Instructions for the task: Report every line below that holds the word "parameters".

Excerpts from an interface dataset:
= = = = =
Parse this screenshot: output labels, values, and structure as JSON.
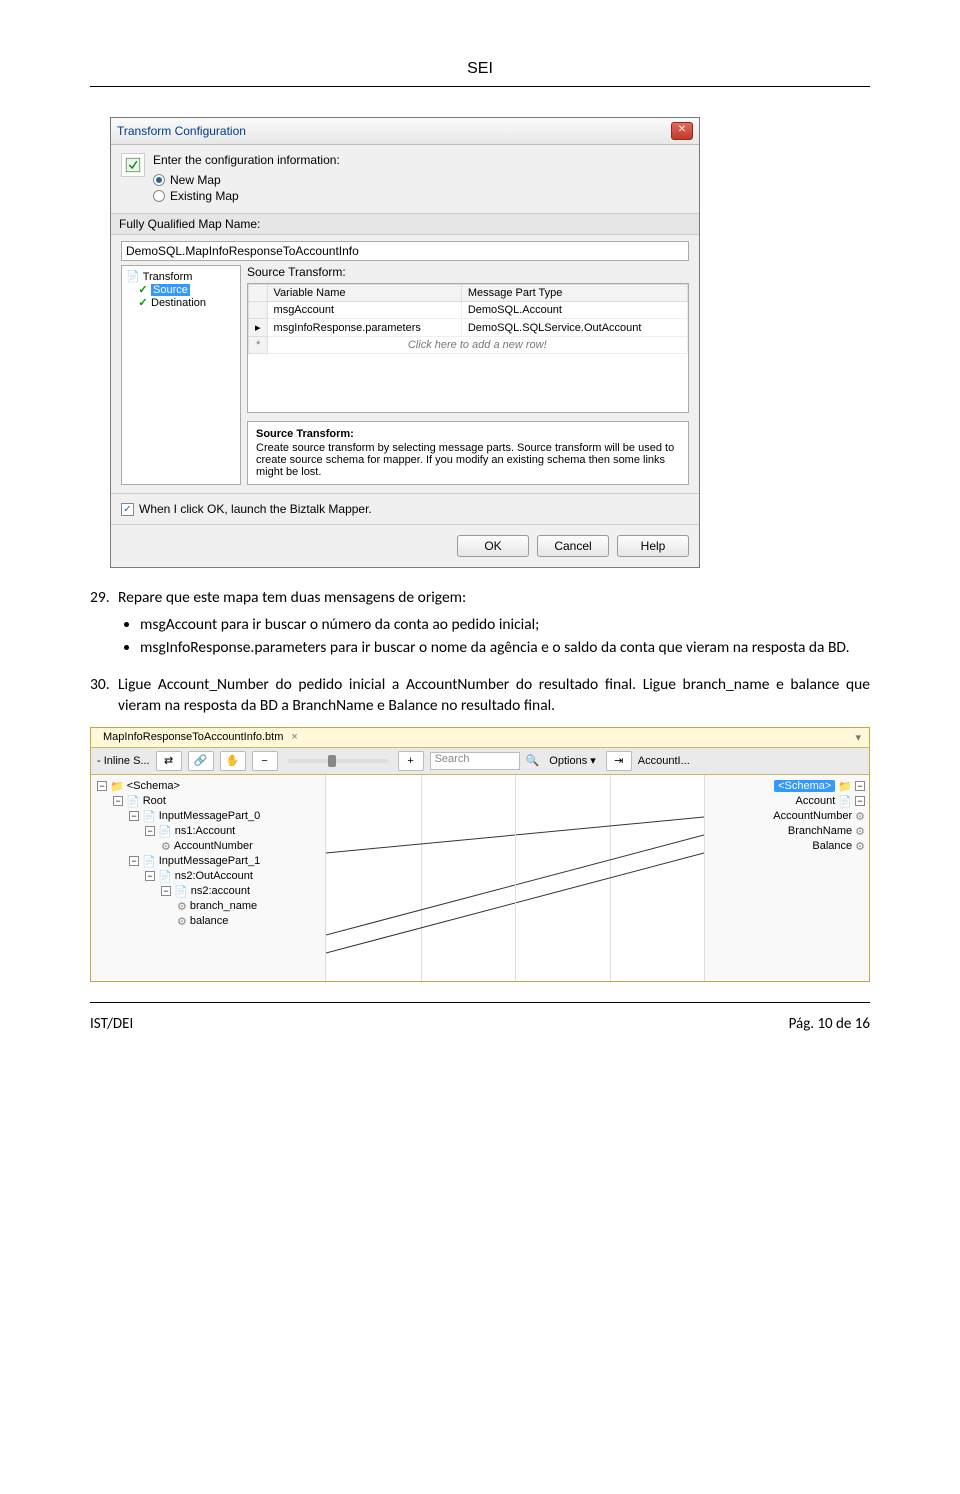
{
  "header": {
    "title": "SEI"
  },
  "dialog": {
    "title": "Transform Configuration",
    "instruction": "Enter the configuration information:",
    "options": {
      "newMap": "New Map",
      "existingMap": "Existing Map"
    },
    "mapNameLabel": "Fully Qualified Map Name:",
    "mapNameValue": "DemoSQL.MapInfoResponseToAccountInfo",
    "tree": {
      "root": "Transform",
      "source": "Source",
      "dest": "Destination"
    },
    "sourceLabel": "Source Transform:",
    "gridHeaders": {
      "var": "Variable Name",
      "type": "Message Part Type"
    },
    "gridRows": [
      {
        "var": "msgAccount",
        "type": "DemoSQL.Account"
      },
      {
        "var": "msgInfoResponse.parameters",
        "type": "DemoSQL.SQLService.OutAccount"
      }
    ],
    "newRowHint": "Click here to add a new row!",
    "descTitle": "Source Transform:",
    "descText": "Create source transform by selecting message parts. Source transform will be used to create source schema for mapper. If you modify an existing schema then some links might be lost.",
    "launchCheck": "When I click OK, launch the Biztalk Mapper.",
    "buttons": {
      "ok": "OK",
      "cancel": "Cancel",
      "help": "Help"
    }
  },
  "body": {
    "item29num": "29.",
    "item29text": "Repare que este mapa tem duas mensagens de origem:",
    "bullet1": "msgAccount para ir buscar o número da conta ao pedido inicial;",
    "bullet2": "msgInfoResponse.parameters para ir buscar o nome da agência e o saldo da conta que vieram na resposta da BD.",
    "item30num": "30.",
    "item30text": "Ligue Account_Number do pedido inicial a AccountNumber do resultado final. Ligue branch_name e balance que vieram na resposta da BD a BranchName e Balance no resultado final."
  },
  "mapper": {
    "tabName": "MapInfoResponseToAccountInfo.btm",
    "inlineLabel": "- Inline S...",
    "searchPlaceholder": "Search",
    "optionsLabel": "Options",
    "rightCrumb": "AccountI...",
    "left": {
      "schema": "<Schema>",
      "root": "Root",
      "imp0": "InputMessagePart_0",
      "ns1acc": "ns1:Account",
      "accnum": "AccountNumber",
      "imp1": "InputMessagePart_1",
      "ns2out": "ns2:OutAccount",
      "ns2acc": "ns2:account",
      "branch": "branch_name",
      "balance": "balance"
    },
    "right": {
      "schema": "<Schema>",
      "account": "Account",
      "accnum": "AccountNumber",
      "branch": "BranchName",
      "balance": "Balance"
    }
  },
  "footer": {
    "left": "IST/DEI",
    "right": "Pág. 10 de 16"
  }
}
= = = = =
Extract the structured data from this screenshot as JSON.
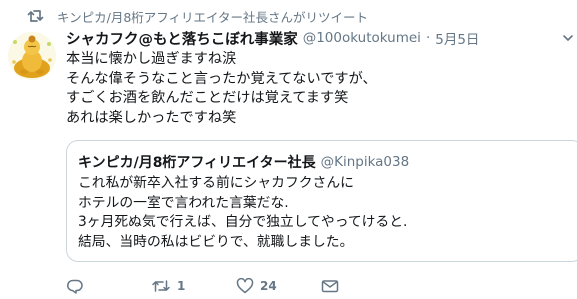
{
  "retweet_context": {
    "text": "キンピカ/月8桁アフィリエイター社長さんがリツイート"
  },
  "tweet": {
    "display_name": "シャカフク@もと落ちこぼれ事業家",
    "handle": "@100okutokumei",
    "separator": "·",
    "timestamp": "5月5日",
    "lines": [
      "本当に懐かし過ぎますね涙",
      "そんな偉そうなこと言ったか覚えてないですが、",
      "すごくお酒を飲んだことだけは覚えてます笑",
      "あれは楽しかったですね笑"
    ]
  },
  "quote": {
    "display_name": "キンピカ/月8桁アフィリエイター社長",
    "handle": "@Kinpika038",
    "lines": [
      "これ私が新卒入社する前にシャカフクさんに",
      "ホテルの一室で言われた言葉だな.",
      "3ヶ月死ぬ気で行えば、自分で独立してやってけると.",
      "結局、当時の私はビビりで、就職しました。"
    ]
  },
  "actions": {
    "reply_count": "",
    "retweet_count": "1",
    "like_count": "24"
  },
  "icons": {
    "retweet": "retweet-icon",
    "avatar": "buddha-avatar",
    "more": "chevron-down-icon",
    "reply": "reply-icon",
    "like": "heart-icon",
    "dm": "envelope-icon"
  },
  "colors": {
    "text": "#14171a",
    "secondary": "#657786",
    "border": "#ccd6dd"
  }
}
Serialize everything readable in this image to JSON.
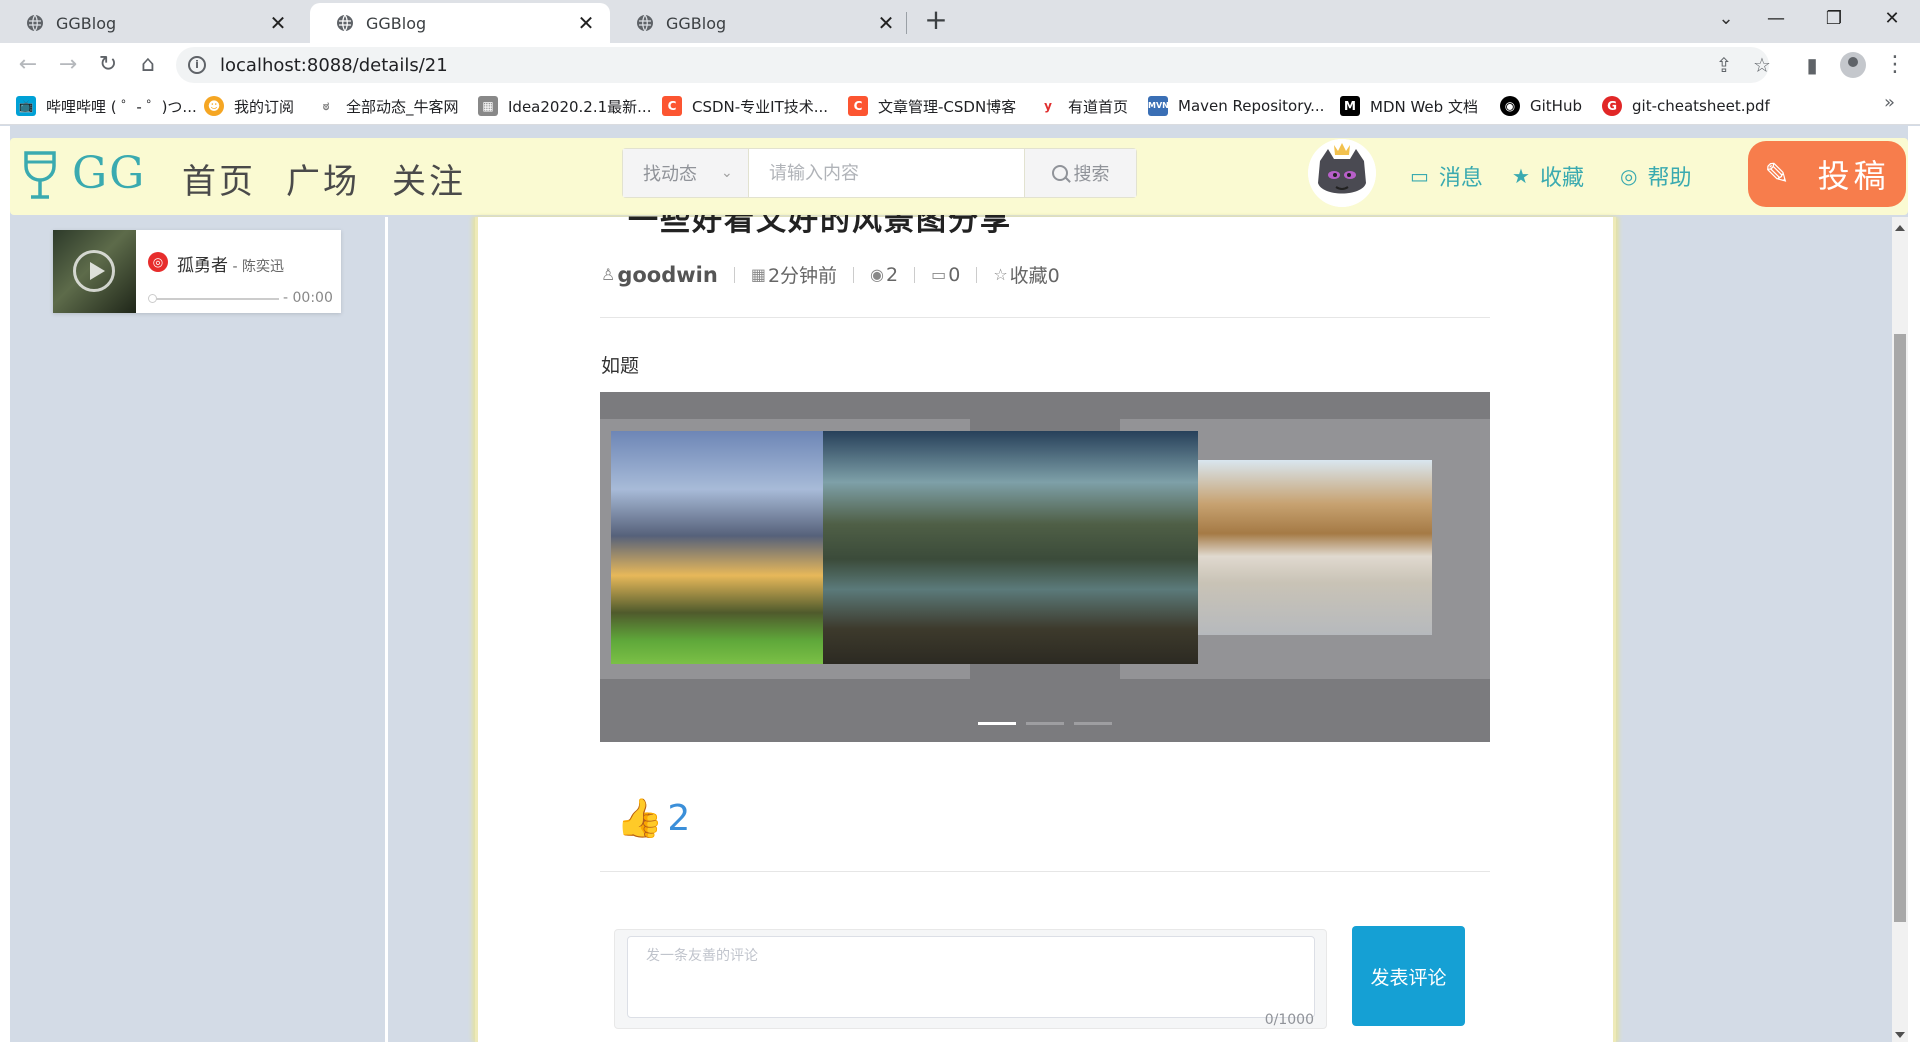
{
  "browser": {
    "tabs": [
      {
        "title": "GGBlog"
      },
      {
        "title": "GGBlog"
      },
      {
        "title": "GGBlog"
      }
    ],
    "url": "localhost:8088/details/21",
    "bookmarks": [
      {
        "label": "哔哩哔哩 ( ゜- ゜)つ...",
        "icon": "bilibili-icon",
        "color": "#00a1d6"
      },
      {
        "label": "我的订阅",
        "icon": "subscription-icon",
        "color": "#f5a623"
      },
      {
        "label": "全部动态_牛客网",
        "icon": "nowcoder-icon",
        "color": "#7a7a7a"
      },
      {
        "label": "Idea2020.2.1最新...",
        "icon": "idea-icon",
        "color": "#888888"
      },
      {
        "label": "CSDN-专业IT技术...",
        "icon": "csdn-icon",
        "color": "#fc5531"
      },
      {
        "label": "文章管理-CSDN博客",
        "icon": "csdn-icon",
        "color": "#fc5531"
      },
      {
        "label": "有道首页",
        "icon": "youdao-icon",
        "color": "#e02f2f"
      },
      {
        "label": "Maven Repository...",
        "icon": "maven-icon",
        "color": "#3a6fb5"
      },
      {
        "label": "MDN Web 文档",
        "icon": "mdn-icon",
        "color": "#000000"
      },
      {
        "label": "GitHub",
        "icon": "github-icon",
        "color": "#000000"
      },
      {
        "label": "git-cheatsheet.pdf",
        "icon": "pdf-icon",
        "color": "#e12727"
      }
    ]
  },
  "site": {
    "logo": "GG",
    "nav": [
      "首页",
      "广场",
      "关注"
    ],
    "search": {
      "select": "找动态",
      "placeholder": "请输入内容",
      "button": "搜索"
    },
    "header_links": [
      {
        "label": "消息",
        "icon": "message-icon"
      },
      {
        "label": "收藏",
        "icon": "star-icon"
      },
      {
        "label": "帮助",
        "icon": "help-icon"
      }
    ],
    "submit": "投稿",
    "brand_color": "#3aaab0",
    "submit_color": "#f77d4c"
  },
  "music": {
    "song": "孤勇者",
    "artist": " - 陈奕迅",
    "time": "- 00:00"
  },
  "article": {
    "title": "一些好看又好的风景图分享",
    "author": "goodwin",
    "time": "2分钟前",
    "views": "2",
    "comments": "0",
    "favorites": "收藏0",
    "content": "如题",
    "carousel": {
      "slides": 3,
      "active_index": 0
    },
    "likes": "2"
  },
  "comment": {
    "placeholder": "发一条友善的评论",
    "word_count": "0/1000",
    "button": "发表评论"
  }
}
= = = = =
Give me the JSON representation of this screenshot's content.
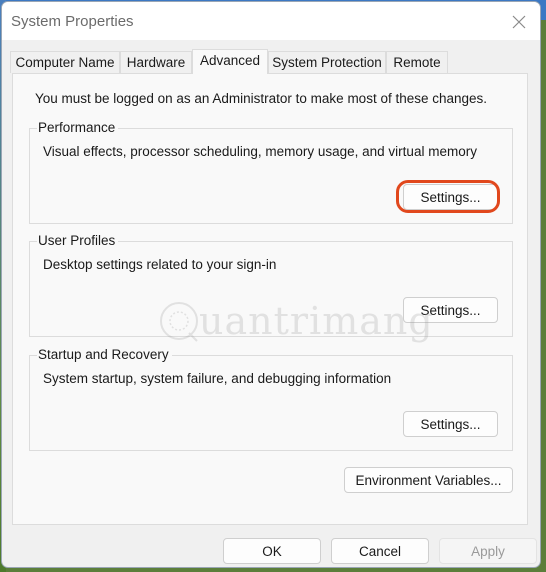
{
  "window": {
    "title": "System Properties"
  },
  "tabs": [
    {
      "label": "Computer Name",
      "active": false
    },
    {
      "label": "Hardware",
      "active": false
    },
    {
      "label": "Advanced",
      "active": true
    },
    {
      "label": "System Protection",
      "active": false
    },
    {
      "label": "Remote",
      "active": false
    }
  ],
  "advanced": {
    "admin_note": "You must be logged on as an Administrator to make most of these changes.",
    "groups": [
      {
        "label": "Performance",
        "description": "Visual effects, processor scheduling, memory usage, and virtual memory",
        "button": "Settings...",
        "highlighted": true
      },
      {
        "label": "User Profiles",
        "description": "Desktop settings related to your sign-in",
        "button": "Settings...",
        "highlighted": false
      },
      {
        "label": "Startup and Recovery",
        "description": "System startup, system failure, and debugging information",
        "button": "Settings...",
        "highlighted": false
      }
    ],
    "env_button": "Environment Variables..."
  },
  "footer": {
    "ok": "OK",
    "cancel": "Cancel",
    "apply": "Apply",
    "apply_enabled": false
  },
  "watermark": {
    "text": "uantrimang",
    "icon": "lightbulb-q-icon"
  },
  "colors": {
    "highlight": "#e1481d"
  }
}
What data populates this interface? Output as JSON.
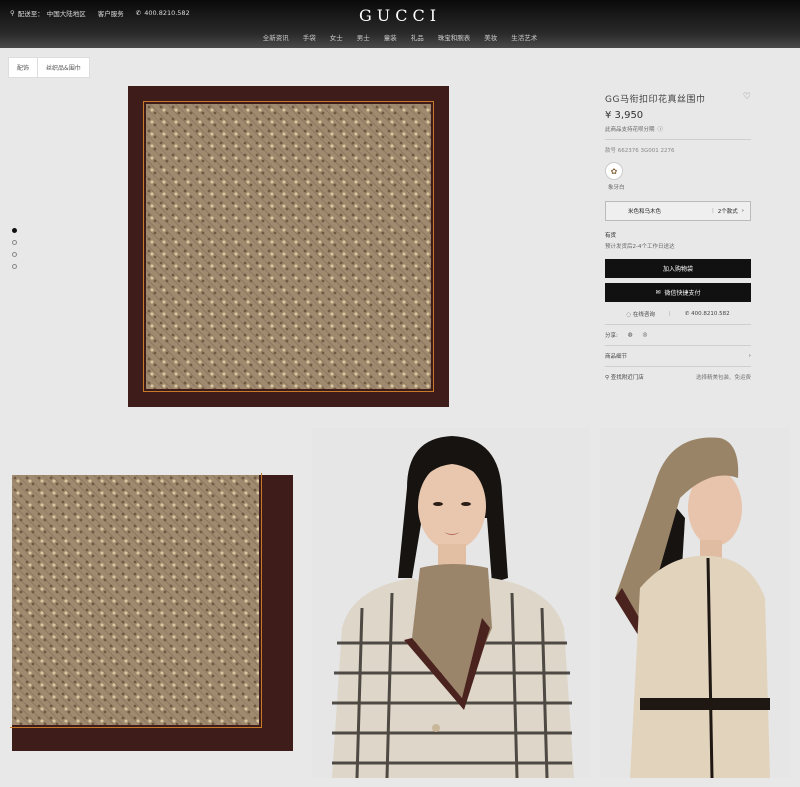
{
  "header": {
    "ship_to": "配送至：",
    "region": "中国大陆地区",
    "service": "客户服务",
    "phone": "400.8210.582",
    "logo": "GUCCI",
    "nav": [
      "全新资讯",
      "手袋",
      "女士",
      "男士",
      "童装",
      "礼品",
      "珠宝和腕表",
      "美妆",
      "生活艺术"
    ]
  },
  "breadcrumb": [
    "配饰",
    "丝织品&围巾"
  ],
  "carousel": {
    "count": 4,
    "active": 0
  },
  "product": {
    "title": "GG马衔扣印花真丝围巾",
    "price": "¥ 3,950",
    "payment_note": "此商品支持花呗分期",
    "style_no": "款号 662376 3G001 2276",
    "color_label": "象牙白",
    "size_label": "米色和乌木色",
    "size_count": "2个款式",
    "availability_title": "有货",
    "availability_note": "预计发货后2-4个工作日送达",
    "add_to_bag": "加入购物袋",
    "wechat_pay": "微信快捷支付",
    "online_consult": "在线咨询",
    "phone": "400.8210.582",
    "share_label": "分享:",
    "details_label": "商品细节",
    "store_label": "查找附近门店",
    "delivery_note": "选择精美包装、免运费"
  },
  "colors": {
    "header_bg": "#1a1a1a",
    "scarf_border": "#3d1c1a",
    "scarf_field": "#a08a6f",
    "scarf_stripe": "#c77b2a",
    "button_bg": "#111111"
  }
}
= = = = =
Solution to the problem:
        "var": "msgInfoResponse.parameters",
    "bullet2": "msgInfoResponse.parameters para ir buscar o nome da agência e o saldo da conta que vieram na resposta da BD.",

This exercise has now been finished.